### PROBLEM STATEMENT
In the records below, print each line exactly and leave every image out.

### EXTRACTED INFORMATION
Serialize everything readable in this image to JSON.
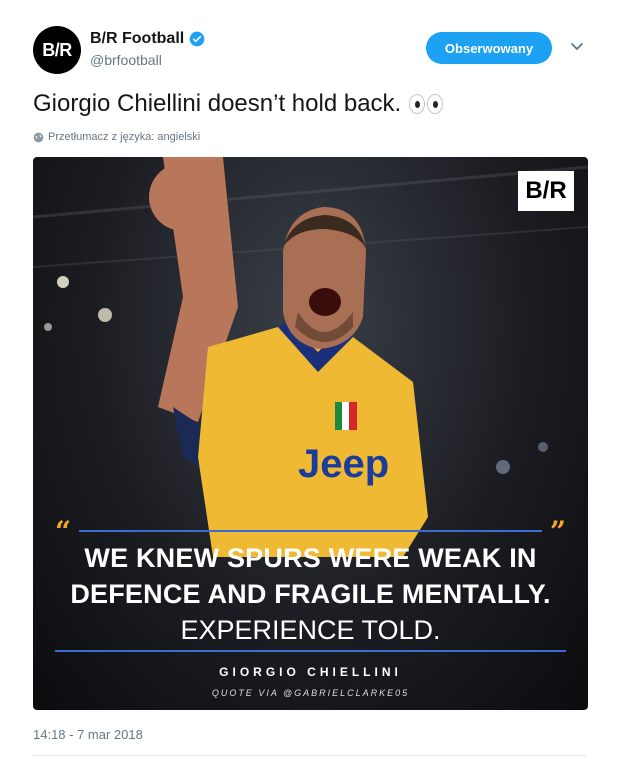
{
  "account": {
    "display_name": "B/R Football",
    "handle": "@brfootball",
    "avatar_text": "B/R",
    "verified_icon": "verified-badge-icon"
  },
  "follow_button": {
    "label": "Obserwowany",
    "color": "#1da1f2"
  },
  "tweet": {
    "text": "Giorgio Chiellini doesn’t hold back.",
    "emoji": "eyes"
  },
  "translate": {
    "label": "Przetłumacz z języka: angielski"
  },
  "media": {
    "logo_text": "B/R",
    "quote_lines": [
      "WE KNEW SPURS WERE WEAK IN",
      "DEFENCE AND FRAGILE MENTALLY.",
      "EXPERIENCE TOLD."
    ],
    "attribution": "GIORGIO CHIELLINI",
    "credit": "QUOTE VIA @GABRIELCLARKE05",
    "accent_color": "#f5a623",
    "rule_color": "#3c6bd1"
  },
  "timestamp": "14:18 - 7 mar 2018"
}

### TASK RESPONSE
Serialize everything readable in this image to JSON.
{
  "account": {
    "display_name": "B/R Football",
    "handle": "@brfootball",
    "avatar_text": "B/R",
    "verified_icon": "verified-badge-icon"
  },
  "follow_button": {
    "label": "Obserwowany",
    "color": "#1da1f2"
  },
  "tweet": {
    "text": "Giorgio Chiellini doesn’t hold back.",
    "emoji": "eyes"
  },
  "translate": {
    "label": "Przetłumacz z języka: angielski"
  },
  "media": {
    "logo_text": "B/R",
    "quote_lines": [
      "WE KNEW SPURS WERE WEAK IN",
      "DEFENCE AND FRAGILE MENTALLY.",
      "EXPERIENCE TOLD."
    ],
    "attribution": "GIORGIO CHIELLINI",
    "credit": "QUOTE VIA @GABRIELCLARKE05",
    "accent_color": "#f5a623",
    "rule_color": "#3c6bd1"
  },
  "timestamp": "14:18 - 7 mar 2018"
}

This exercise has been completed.